TASK REQUIREMENTS ::
Output each record exactly as given. Leave out every picture.

☆ ☆ ☆ ☆

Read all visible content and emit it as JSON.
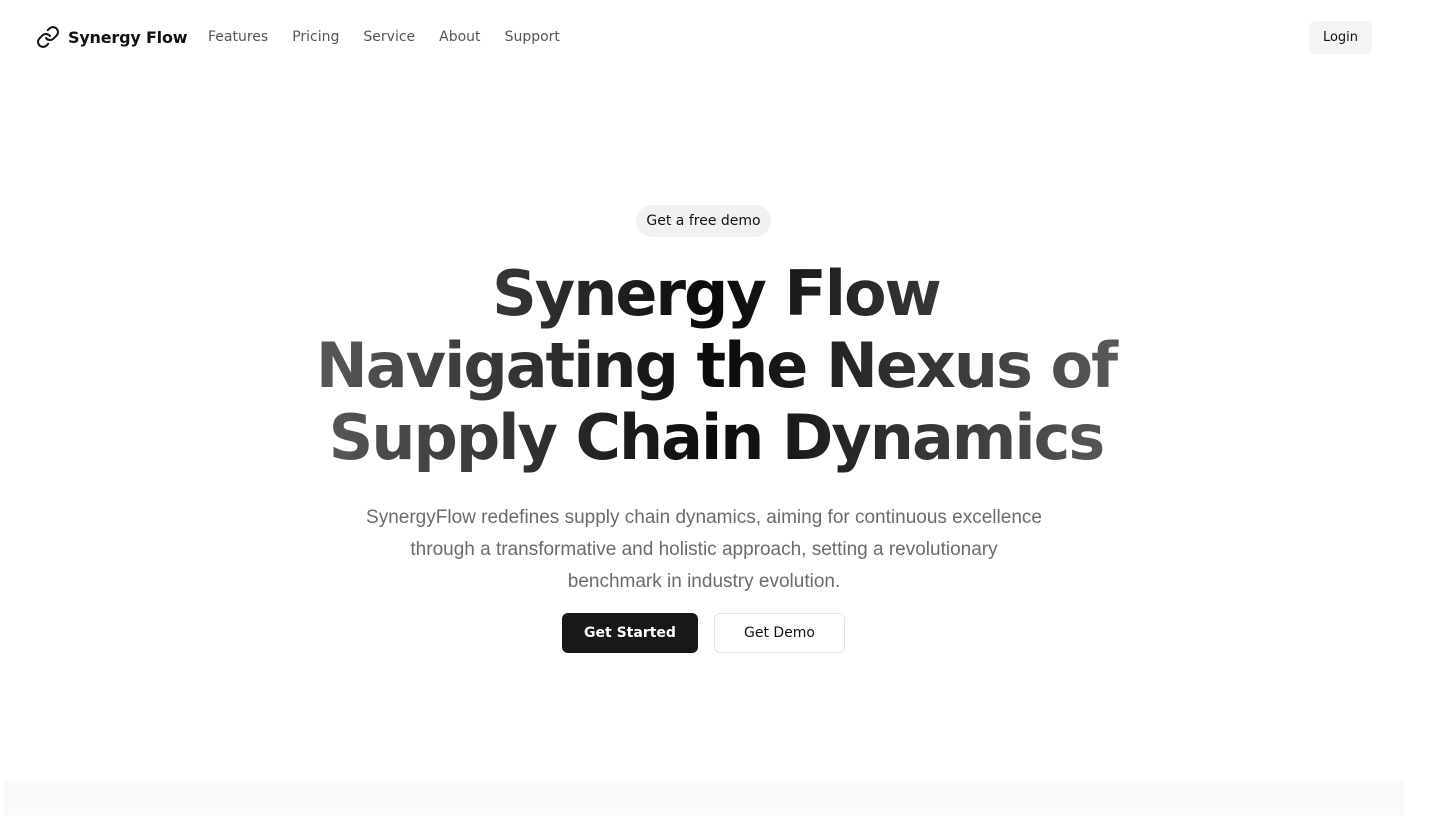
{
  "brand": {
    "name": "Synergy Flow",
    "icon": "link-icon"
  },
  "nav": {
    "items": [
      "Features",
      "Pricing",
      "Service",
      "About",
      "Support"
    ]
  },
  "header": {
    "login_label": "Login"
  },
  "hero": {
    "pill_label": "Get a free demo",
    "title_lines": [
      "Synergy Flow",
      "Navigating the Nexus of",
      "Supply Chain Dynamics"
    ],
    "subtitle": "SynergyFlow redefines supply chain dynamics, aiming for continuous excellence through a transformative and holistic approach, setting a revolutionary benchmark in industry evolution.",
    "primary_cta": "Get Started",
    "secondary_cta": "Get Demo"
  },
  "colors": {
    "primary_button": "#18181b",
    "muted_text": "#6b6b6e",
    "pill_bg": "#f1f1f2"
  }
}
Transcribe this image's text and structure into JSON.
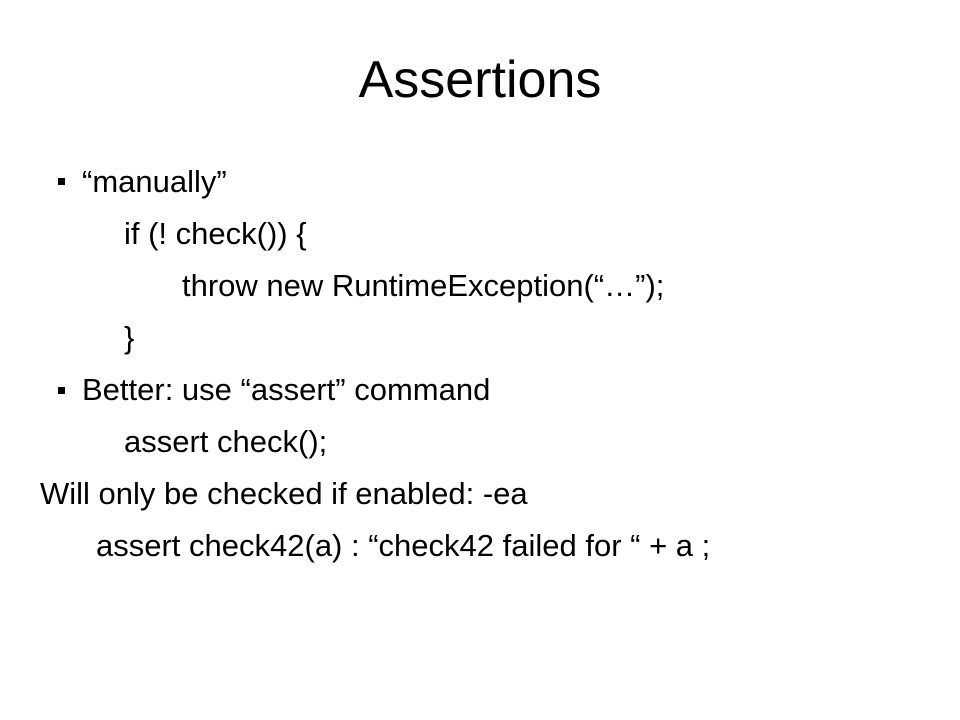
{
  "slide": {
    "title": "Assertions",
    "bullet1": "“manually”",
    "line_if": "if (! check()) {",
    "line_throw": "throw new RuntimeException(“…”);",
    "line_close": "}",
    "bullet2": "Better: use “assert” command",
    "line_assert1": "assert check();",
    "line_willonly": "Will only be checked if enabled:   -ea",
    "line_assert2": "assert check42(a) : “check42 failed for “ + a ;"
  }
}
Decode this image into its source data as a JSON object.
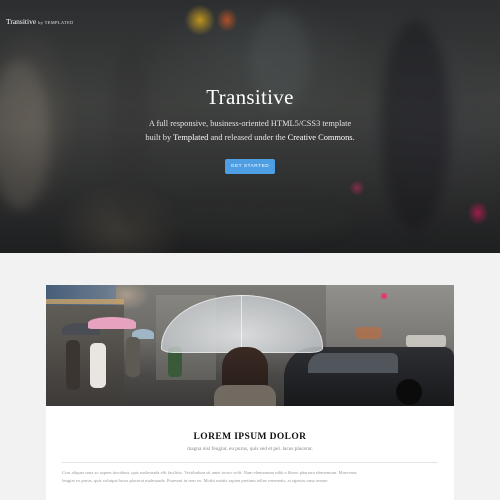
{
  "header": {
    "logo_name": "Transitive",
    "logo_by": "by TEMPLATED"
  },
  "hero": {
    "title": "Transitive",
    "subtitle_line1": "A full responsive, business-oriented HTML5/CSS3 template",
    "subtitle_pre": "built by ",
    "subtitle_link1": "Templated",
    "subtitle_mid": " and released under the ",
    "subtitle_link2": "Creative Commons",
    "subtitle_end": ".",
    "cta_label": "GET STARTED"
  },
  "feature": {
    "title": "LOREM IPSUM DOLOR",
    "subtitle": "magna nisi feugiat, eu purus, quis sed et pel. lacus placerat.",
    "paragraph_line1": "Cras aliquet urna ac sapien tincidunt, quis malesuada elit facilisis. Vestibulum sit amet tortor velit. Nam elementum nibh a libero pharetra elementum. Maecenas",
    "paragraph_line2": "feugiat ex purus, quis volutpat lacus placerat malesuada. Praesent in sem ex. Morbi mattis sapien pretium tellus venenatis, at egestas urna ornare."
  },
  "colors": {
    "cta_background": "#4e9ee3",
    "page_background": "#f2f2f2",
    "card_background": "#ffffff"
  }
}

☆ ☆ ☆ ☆

EXERCISE SOLUTION ::
Read all visible content and emit it as JSON.
{
  "brand": {
    "name": "Synergy Flow",
    "icon": "link-icon"
  },
  "nav": {
    "items": [
      "Features",
      "Pricing",
      "Service",
      "About",
      "Support"
    ]
  },
  "header": {
    "login_label": "Login"
  },
  "hero": {
    "pill_label": "Get a free demo",
    "title_lines": [
      "Synergy Flow",
      "Navigating the Nexus of",
      "Supply Chain Dynamics"
    ],
    "subtitle": "SynergyFlow redefines supply chain dynamics, aiming for continuous excellence through a transformative and holistic approach, setting a revolutionary benchmark in industry evolution.",
    "primary_cta": "Get Started",
    "secondary_cta": "Get Demo"
  },
  "colors": {
    "primary_button": "#18181b",
    "muted_text": "#6b6b6e",
    "pill_bg": "#f1f1f2"
  }
}
Transcribe this image's text and structure into JSON.
{
  "slide": {
    "title": "Assertions",
    "bullet1": "“manually”",
    "line_if": "if (! check()) {",
    "line_throw": "throw new RuntimeException(“…”);",
    "line_close": "}",
    "bullet2": "Better: use “assert” command",
    "line_assert1": "assert check();",
    "line_willonly": "Will only be checked if enabled:   -ea",
    "line_assert2": "assert check42(a) : “check42 failed for “ + a ;"
  }
}
Decode this image into its source data as a JSON object.
{
  "header": {
    "logo_name": "Transitive",
    "logo_by": "by TEMPLATED"
  },
  "hero": {
    "title": "Transitive",
    "subtitle_line1": "A full responsive, business-oriented HTML5/CSS3 template",
    "subtitle_pre": "built by ",
    "subtitle_link1": "Templated",
    "subtitle_mid": " and released under the ",
    "subtitle_link2": "Creative Commons",
    "subtitle_end": ".",
    "cta_label": "GET STARTED"
  },
  "feature": {
    "title": "LOREM IPSUM DOLOR",
    "subtitle": "magna nisi feugiat, eu purus, quis sed et pel. lacus placerat.",
    "paragraph_line1": "Cras aliquet urna ac sapien tincidunt, quis malesuada elit facilisis. Vestibulum sit amet tortor velit. Nam elementum nibh a libero pharetra elementum. Maecenas",
    "paragraph_line2": "feugiat ex purus, quis volutpat lacus placerat malesuada. Praesent in sem ex. Morbi mattis sapien pretium tellus venenatis, at egestas urna ornare."
  },
  "colors": {
    "cta_background": "#4e9ee3",
    "page_background": "#f2f2f2",
    "card_background": "#ffffff"
  }
}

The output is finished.